Report each line from the entries in which "JSON" can be found.

**Dataset extract:**
■ ■ ■ ■ ■

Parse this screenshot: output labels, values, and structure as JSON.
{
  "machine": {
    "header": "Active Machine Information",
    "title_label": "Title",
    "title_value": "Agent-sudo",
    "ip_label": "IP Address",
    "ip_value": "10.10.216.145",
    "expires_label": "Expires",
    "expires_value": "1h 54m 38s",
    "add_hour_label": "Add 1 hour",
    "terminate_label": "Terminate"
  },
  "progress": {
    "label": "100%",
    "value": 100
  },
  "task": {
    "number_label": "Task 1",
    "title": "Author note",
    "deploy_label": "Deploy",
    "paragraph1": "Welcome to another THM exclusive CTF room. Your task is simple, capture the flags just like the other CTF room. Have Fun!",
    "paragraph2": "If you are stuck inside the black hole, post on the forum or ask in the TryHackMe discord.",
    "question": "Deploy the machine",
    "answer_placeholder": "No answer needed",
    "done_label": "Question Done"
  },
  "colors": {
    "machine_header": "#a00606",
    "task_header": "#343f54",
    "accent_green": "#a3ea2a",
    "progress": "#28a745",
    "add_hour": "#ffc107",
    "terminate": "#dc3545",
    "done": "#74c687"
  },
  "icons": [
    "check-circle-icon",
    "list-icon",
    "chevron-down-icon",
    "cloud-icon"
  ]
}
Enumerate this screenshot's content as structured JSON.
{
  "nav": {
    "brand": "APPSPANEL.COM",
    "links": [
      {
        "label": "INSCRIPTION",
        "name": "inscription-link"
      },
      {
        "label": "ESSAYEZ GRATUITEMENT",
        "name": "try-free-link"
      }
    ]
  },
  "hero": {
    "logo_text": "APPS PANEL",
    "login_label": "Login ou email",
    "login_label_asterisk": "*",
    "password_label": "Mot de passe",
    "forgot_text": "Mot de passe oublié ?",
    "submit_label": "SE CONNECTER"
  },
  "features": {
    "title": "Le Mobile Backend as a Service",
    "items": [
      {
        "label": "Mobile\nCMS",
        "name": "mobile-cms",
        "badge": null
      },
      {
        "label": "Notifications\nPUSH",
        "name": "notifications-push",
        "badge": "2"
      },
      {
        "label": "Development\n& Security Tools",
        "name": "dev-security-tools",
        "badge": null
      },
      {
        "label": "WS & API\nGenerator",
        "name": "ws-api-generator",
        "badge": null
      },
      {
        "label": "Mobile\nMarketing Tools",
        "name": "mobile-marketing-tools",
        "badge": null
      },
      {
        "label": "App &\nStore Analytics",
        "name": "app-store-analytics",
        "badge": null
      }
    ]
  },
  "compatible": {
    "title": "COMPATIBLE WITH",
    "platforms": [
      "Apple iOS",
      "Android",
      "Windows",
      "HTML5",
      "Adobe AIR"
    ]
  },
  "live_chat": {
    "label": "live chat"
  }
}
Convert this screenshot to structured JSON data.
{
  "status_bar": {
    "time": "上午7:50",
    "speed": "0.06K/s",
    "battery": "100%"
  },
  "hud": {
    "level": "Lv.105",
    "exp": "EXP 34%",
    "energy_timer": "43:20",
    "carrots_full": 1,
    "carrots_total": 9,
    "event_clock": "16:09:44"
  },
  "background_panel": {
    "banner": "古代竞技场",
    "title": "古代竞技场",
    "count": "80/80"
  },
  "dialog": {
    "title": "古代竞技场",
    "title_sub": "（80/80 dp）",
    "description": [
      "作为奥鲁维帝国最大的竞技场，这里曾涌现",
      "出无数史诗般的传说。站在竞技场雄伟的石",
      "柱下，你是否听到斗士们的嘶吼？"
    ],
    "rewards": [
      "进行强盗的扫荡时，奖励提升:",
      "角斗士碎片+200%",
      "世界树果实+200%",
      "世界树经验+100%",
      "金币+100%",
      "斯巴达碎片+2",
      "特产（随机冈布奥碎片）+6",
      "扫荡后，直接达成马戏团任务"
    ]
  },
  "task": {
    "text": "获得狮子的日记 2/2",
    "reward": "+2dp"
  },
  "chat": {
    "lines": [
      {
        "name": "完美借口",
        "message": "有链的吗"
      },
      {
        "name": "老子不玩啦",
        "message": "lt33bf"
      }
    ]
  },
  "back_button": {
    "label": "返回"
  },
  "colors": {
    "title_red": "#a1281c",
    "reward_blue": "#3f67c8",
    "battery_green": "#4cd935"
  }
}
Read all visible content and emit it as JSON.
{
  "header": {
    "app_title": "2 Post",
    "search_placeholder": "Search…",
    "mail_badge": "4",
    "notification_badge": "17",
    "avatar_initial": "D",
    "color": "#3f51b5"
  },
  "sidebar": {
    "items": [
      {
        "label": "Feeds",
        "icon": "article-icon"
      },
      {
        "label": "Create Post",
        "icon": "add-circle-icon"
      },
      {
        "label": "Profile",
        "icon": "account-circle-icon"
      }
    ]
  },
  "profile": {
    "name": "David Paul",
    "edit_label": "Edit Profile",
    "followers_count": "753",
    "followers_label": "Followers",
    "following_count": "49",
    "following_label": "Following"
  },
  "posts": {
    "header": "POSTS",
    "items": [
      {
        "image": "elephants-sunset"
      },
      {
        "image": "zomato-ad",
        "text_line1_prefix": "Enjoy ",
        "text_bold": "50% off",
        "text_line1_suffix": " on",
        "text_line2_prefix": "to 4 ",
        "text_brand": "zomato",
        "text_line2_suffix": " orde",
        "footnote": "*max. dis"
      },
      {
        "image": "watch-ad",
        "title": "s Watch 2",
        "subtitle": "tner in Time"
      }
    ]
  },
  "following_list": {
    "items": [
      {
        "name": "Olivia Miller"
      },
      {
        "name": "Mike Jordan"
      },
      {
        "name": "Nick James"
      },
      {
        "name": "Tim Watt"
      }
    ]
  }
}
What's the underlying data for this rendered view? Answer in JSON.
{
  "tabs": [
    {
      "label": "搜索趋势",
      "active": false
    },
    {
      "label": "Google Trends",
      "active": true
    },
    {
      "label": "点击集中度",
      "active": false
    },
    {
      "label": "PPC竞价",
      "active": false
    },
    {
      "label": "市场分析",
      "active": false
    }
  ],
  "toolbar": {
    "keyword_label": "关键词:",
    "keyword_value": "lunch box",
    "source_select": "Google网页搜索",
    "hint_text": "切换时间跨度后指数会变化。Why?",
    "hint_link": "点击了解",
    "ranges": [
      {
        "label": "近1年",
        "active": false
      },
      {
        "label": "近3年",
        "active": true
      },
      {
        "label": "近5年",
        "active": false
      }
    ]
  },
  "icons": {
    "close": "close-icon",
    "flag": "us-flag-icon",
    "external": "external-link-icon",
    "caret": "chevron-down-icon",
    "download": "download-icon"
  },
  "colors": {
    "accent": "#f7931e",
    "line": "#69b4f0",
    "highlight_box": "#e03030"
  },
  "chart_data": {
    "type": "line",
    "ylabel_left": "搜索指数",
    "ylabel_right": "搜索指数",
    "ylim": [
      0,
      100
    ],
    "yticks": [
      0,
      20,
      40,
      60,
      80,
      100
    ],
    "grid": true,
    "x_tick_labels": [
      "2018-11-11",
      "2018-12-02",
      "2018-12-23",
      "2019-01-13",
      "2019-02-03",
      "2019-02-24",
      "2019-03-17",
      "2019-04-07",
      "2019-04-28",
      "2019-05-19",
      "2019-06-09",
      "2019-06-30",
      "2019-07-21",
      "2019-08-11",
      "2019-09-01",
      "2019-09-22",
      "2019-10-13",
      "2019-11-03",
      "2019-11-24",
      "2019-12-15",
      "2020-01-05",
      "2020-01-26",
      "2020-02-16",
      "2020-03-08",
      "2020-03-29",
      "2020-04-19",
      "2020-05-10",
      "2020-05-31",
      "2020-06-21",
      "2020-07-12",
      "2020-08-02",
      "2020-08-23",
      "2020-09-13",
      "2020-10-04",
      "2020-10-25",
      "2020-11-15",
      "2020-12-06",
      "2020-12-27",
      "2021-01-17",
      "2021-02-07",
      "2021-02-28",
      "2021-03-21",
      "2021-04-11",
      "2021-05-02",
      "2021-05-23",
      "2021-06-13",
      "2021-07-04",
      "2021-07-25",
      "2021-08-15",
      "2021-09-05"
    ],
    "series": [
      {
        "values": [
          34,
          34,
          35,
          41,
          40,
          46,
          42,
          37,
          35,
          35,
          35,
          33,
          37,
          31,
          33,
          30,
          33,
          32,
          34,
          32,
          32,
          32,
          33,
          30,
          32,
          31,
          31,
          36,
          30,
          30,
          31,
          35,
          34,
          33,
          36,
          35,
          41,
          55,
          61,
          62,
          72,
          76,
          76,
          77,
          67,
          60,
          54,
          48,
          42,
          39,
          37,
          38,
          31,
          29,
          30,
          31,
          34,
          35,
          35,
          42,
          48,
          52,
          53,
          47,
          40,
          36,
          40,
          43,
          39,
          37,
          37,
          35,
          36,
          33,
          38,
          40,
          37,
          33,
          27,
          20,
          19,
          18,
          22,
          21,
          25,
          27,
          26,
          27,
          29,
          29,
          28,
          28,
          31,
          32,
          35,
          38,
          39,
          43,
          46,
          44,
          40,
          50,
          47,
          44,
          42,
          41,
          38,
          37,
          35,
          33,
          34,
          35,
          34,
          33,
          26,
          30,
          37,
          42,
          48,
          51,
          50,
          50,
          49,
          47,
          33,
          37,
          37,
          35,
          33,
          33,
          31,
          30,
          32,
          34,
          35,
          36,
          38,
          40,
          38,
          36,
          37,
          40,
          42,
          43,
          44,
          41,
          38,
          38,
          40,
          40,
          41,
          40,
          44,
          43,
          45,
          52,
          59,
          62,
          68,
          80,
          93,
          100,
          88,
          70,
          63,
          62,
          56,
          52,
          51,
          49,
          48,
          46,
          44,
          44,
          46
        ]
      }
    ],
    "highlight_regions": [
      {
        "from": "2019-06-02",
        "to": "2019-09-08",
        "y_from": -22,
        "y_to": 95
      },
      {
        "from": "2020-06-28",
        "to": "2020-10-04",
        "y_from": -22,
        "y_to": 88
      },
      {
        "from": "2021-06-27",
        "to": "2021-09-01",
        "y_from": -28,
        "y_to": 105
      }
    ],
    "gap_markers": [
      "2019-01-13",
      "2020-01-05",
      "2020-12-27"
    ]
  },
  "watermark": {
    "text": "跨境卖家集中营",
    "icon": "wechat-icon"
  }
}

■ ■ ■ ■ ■

**Response to the exercise:**
Parse this screenshot: output labels, values, and structure as JSON.
Enumerate this screenshot's content as structured JSON.
Convert this screenshot to structured JSON data.
Read all visible content and emit it as JSON.
What's the underlying data for this rendered view? Answer in JSON.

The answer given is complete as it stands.